Metabolism is the core of functioning of any cell as it ensures provision of Gibbs free energy as well as precursors for synthesis of cellular constituents like proteins, lipids and DNA. Metabolism involves a large number of biochemical conversion processes. Thus, even Baker's yeast, that serves as the most simple model for studying human cells, contains more than 900 enzymes that catalyze more than 2,500 biochemical reactions. In human cells these numbers are much larger with more than 3,000 enzymes and more than 5,000 biochemical reactions. Even though the large number of reactions are organized into metabolic pathways, there is a high degree of connectivity between the reactions, and hence it is complicated to study these reactions individually. It is therefore necessary to take a systemic approach for analysis of metabolism, often referred to as systems biology. We have generated so-called genome-scale metabolic models (GEMs), that are comprehensive description of cellular metabolism, for a number of different organisms, including yeast, human cells and gut symbionts. Recently we have advanced these models to incorporate kinetic information as well as proteome constraints, which has significantly improved the predictive strength of these models. In this talk I will demonstrate the concept of these models by describing in details a model for yeast, and show how this model can be used in combination with multi-omics analysis to get new insight into global regulatory structures in metabolism. I will then demonstrate how this modeling concept can be taken to study human metabolism, in particular to get insight into metabolic reprogramming associated with neoplastic transformations.
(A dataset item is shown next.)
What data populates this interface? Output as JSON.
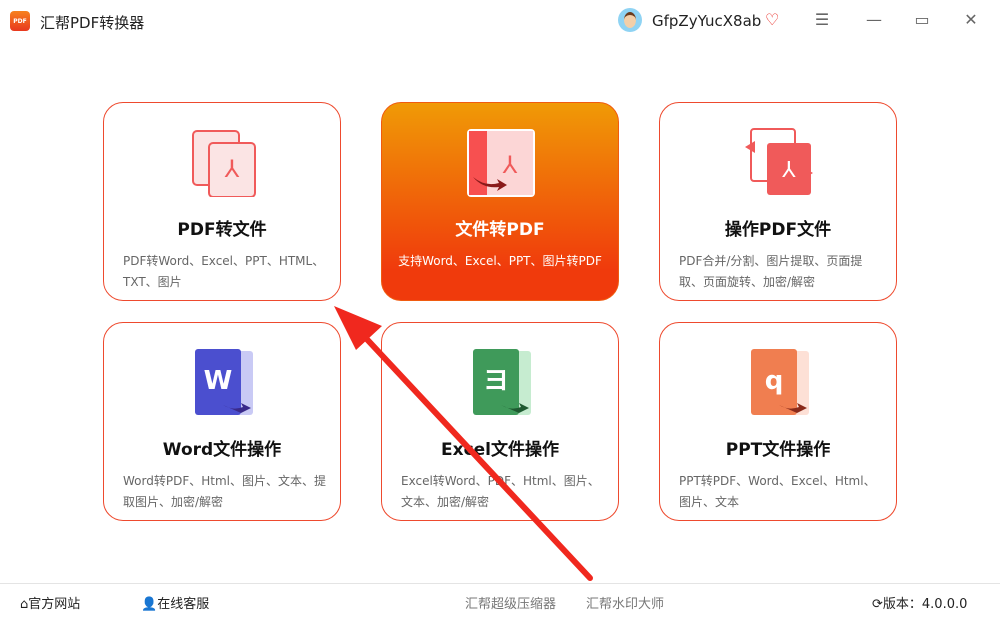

Finally, I will discuss how this modeling concept also can be used to get insight into the gut microbiome, which is a complex ecosystem that interacts closely with human metabolism and therefore impacts our health status.